START SOURCE DATA

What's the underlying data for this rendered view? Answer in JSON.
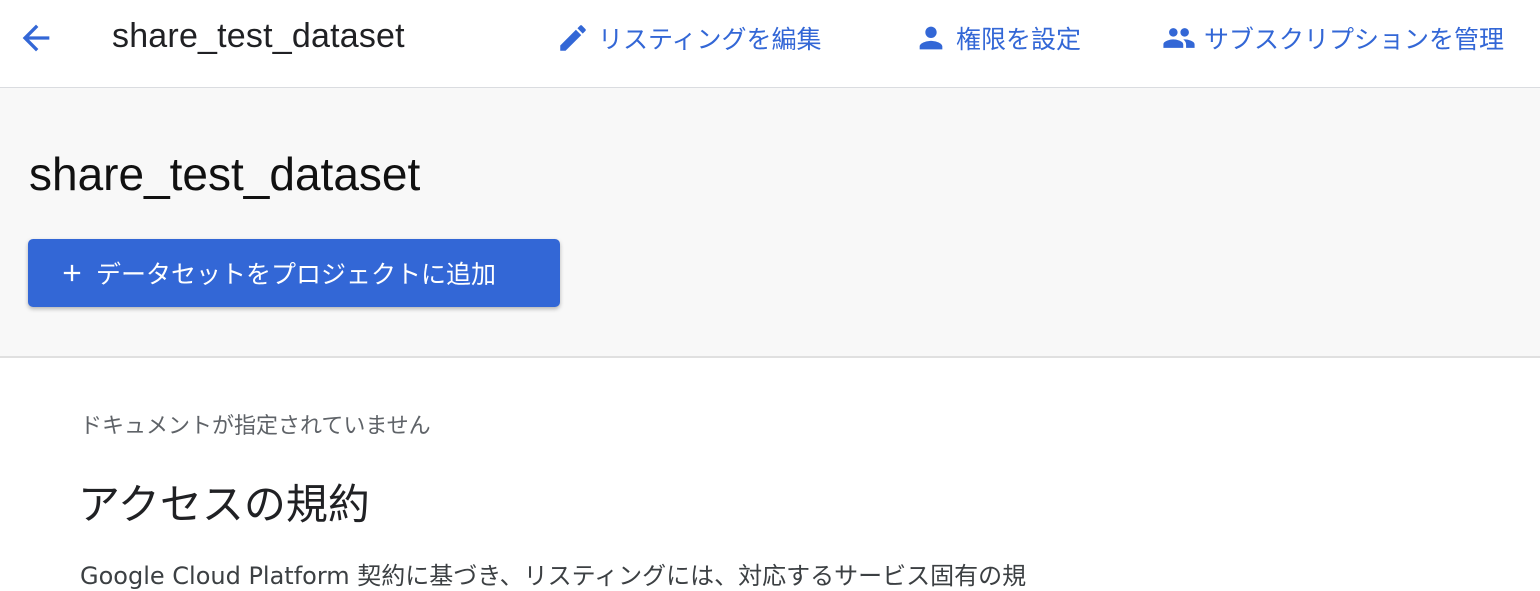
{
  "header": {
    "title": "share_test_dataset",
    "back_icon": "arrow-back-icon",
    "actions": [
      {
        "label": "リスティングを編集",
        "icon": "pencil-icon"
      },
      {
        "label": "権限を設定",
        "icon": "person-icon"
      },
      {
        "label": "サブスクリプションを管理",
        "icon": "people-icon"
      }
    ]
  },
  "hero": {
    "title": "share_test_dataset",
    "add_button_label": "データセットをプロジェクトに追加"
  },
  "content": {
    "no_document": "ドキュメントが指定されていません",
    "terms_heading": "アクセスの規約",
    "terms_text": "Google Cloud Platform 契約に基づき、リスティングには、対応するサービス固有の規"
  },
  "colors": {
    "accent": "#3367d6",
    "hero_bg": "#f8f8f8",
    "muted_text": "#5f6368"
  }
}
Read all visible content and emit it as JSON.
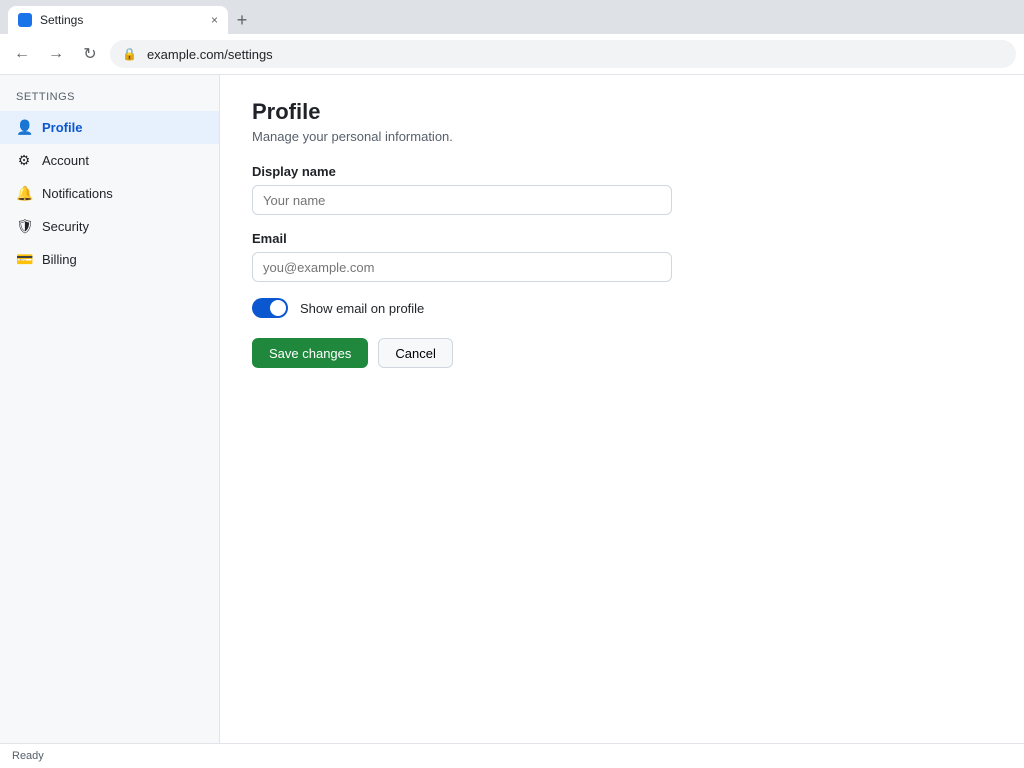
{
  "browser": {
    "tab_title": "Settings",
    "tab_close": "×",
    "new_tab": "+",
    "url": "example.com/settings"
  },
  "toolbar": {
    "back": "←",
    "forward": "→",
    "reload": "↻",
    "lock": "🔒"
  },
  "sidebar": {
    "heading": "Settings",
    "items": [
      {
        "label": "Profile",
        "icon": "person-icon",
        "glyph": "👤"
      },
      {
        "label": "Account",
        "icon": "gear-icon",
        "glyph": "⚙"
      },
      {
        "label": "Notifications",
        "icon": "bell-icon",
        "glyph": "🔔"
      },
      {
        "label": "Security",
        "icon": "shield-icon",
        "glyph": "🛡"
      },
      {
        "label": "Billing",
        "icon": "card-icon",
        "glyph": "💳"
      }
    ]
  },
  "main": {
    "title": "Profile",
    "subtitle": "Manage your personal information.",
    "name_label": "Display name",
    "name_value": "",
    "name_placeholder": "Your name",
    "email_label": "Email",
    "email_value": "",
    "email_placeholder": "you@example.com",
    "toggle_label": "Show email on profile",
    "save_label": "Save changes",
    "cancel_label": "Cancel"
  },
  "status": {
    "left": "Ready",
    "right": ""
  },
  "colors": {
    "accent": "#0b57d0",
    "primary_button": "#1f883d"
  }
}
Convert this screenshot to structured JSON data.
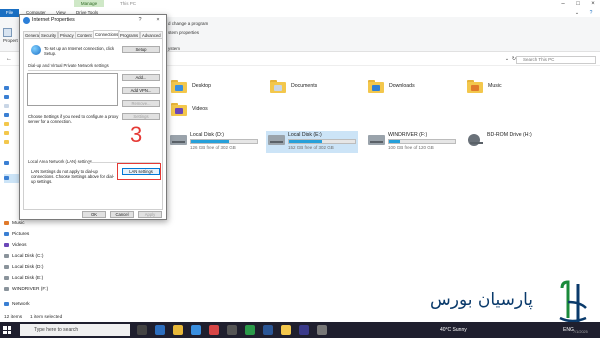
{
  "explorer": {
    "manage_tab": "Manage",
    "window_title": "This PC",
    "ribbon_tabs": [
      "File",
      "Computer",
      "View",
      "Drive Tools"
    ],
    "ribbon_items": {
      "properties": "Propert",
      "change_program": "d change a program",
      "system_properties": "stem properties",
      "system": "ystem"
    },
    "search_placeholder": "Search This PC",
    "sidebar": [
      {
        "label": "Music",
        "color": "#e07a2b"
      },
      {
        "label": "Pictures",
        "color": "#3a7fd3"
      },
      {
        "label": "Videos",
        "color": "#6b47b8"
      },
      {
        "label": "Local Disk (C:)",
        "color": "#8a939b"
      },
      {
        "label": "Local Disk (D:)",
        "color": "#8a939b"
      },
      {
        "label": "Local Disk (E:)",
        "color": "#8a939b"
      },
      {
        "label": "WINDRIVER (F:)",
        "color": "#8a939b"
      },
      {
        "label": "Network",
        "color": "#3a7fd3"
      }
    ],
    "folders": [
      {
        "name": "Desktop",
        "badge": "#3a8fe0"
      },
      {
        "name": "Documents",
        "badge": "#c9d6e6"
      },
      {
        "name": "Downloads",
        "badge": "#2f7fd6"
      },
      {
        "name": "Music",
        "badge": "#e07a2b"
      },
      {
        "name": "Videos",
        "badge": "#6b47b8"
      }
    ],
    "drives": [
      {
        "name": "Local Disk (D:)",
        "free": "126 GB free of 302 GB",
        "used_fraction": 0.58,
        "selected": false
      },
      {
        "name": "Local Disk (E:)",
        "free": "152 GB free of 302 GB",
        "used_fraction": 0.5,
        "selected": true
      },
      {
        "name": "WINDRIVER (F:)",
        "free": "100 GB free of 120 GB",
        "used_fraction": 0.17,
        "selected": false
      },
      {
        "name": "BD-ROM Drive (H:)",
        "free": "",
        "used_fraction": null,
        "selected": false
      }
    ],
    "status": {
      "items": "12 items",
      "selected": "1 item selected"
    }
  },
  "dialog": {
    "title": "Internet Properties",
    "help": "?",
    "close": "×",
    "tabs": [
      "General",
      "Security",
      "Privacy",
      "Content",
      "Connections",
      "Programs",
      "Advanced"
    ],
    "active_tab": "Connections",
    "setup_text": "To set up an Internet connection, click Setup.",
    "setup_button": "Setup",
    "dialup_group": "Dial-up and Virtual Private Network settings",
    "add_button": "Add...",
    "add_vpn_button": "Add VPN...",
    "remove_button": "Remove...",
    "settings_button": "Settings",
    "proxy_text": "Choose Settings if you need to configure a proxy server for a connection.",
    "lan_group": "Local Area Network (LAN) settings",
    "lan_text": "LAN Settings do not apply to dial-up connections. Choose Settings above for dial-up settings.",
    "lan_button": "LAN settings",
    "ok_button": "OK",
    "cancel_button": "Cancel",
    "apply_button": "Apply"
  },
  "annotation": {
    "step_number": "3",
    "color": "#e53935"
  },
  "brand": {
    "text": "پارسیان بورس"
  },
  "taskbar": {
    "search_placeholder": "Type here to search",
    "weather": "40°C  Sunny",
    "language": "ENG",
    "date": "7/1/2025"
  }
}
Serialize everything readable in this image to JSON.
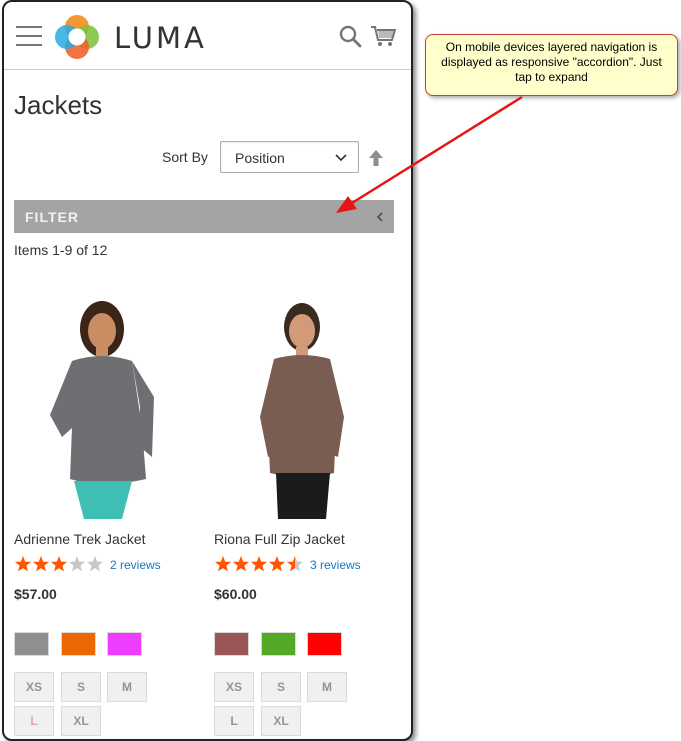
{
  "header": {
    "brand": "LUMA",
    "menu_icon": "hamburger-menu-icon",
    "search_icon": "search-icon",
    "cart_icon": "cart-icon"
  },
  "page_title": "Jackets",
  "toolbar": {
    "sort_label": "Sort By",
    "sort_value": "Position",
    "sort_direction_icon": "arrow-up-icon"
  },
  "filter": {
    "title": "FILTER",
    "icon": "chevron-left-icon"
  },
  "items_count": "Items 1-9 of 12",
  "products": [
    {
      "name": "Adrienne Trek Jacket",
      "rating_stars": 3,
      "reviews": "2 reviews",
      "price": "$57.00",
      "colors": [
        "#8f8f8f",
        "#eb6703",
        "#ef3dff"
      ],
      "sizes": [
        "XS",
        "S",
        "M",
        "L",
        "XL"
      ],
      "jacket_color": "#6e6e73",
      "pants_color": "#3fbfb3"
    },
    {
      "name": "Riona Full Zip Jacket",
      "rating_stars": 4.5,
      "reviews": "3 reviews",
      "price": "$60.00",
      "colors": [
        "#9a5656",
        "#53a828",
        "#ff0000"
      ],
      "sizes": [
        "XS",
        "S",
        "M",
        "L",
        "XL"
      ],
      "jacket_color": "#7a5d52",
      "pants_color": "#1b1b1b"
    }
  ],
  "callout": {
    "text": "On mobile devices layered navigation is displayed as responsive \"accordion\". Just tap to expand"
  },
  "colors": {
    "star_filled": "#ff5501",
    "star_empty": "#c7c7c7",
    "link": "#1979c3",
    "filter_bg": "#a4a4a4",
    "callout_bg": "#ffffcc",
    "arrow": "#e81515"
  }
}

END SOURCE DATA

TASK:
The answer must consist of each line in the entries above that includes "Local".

OUTPUT FOR THIS TASK:
        "label": "Local Disk (C:)",
        "label": "Local Disk (D:)",
        "label": "Local Disk (E:)",
        "name": "Local Disk (D:)",
        "name": "Local Disk (E:)",
    "lan_group": "Local Area Network (LAN) settings",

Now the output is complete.